Applications are now open for the University’s 2024 UNIQ+ postgraduate research internships.
UNIQ+ research internships are designed to provide students from under-represented and disadvantaged backgrounds who are ordinarily resident in the UK with the opportunity to experience postgraduate study. UNIQ+ gives students the chance to experience life as a graduate research student at Oxford, gaining skills and experience that we hope will enhance both their CV and any future postgraduate applications. During the seven-week programme, which will run from Monday 1 July to Friday 16 August 2024, students will undertake a research project, attend training and information sessions, and have the opportunity to take part in social events.
Our colleagues in the Centre for Digital Scholarship will be running two Digital Humanities projects:
Hoax! or the curious tale of William Stukeley and the false history of Roman Britain
Discover the truth inside a tangled web of lies and forgeries as you explore the letters and relationships behind an antiquarian hoax which went unchallenged for almost a century.
In 1747 William Stukeley (1687–1765), the founder of the British Society of Antiquaries, and one of the 18th century’s most celebrated historians of ancient Britain, received a letter from a fellow antiquarian in the Netherlands, one Charles Bertram (1723–1765). This letter described an incredible new discovery, The Description of Britain, a 15th century manuscript which completely subverted contemporary understandings of the geography of Roman Britain. Excited by this incredible discovery, Stukeley took Bertram under his wing, and promoted his new friend to the antiquarian world. The only problem, The Description was a forgery.
Gain unprecedented access to the correspondence between Bertram and Stukeley as you work with Electronic Enlightenment, Bodleian Archives and Manuscripts, and the Bodleian Imaging Studio to image, transcribe and catalogue the letters.
Sustainable digital scholarship: defining the state of the art
In Humanities disciplines, the advent of digital research methods has introduced a plethora of ever-changing opportunities and challenges. Innovations in, for example, big data, digital mapping, text-encoding, open-access, and multimedia events and publications are transforming how Humanities research is conducted and disseminated – broadening access and intellectual horizons.
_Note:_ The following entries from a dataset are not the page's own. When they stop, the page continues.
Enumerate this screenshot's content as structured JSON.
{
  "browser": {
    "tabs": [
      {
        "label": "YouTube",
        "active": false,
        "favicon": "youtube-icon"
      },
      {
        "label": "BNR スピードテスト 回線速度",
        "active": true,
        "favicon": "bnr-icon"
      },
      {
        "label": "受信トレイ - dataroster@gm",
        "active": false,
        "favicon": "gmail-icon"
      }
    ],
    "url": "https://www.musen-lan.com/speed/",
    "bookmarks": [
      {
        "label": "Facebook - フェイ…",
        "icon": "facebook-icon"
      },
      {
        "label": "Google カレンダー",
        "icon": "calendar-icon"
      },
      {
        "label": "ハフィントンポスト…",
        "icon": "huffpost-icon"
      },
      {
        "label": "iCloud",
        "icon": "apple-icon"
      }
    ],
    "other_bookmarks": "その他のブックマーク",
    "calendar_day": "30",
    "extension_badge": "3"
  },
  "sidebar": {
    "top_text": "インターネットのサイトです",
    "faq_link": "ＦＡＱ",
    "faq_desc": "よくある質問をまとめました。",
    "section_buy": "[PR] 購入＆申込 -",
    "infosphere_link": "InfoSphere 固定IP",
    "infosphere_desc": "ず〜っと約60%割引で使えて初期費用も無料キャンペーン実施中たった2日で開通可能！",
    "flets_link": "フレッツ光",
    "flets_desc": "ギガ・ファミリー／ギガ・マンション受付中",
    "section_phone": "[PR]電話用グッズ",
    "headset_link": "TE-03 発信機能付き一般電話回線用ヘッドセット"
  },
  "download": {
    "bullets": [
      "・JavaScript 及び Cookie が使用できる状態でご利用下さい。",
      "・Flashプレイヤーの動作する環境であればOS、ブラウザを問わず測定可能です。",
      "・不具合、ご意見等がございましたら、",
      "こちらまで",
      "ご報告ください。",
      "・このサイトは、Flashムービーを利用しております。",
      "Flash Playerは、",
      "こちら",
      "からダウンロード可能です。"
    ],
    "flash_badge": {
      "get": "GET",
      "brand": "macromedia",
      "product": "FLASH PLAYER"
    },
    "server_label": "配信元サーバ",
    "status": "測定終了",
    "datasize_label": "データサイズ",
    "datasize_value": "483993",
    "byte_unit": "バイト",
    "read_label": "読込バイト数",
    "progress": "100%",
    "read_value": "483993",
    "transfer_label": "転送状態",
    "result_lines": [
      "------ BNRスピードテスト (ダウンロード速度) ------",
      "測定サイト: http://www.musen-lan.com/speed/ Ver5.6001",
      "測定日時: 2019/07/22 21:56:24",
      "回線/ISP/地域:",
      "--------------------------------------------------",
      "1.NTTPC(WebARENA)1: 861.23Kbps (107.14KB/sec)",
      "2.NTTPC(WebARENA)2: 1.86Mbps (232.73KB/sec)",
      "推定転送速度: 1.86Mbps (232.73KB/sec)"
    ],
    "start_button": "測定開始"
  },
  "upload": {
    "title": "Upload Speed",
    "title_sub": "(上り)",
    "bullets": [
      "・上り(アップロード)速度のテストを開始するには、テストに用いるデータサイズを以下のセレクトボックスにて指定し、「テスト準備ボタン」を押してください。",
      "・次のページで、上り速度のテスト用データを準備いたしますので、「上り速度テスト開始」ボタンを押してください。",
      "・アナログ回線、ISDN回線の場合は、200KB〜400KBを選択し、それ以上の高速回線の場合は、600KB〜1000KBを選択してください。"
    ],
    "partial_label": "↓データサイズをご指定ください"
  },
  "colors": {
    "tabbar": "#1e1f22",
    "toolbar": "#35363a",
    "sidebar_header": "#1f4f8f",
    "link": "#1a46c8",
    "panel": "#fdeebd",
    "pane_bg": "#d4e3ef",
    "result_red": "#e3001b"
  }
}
But the digital world is subject to constant flux, so it is difficult for researchers to keep abreast of new technologies, practices and pitfalls; meanwhile, web-based resources are prone to become ephemeral or obsolete.
On these shifting sands – and in view of complementary ‘sustainability’ concerns around privacy, security, and environmental impact – how can we define ‘best practice’, for achieving sustainability in digital research?
In this internship, you will delve into digital humanities literature, track down online case studies for comparative study, and work first-hand with Oxford’s Sustainable Digital Scholarship (SDS) team on research data migrations.
Applications close at 12:00 midday UK time on Wednesday 21 February 2024. For full eligibility criteria, the full list of projects available, and to apply, visit: https://www.ox.ac.uk/admissions/graduate/access/uniq-plus/about